Try it: Each line of the data below that holds the word "Test" is to be reported in full.

*** Opening Records ***

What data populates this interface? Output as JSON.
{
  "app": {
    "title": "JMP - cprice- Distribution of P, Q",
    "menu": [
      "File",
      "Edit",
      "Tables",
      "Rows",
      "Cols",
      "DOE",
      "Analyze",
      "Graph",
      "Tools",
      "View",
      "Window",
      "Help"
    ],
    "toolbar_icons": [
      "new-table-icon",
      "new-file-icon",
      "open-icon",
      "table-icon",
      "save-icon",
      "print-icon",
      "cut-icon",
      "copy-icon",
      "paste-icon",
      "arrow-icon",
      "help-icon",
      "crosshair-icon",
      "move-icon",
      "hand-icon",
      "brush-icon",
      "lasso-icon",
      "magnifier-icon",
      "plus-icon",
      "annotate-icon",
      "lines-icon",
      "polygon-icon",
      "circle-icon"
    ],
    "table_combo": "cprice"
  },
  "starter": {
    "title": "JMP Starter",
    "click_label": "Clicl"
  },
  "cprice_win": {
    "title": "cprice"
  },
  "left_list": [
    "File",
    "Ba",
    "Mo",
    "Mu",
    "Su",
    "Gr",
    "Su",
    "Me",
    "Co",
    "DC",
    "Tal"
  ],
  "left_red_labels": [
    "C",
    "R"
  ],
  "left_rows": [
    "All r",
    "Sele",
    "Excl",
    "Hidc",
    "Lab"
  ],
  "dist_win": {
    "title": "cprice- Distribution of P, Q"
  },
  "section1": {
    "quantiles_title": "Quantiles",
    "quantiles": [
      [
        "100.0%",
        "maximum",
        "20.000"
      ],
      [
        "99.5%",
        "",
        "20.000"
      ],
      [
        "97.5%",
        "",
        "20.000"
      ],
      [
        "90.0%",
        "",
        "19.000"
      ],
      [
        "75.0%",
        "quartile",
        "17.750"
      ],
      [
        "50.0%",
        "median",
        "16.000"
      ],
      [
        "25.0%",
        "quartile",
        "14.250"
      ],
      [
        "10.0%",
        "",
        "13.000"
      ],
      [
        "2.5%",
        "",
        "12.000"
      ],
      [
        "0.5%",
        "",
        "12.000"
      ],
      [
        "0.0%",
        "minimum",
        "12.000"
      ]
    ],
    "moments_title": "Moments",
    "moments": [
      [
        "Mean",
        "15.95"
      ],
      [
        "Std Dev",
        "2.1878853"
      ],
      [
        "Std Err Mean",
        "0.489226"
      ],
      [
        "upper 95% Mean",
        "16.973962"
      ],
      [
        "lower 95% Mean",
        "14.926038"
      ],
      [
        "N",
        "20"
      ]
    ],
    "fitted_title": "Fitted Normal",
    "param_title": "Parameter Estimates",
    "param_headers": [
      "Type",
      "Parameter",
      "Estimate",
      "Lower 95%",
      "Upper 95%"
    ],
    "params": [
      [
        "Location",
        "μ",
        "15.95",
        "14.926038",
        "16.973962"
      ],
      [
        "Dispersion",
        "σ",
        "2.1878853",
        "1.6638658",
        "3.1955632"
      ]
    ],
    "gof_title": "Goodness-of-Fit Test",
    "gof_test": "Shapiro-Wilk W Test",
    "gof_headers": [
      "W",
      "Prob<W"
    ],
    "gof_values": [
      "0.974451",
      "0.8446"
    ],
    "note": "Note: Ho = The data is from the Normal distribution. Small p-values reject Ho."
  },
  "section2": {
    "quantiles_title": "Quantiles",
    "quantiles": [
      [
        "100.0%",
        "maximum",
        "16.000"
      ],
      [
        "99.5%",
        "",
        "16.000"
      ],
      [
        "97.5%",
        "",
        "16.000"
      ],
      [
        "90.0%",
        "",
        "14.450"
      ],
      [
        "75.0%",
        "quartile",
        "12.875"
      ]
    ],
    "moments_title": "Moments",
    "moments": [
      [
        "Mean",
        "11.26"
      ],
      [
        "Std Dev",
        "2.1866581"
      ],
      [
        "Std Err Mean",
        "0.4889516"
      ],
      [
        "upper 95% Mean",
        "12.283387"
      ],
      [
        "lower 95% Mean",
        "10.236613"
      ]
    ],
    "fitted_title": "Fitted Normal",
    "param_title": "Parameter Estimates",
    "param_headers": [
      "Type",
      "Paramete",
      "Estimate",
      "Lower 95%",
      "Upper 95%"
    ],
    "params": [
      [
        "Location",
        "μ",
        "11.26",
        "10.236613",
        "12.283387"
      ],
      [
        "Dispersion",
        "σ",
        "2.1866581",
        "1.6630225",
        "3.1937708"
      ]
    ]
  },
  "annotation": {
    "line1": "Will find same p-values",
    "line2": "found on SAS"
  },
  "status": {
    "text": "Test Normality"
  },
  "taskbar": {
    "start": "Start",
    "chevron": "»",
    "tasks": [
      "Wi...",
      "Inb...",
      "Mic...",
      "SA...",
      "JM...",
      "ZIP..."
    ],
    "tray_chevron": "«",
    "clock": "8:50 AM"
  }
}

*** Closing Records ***

Problem solution:
    "gof_title": "Goodness-of-Fit Test",
    "gof_test": "Shapiro-Wilk W Test",
    "text": "Test Normality"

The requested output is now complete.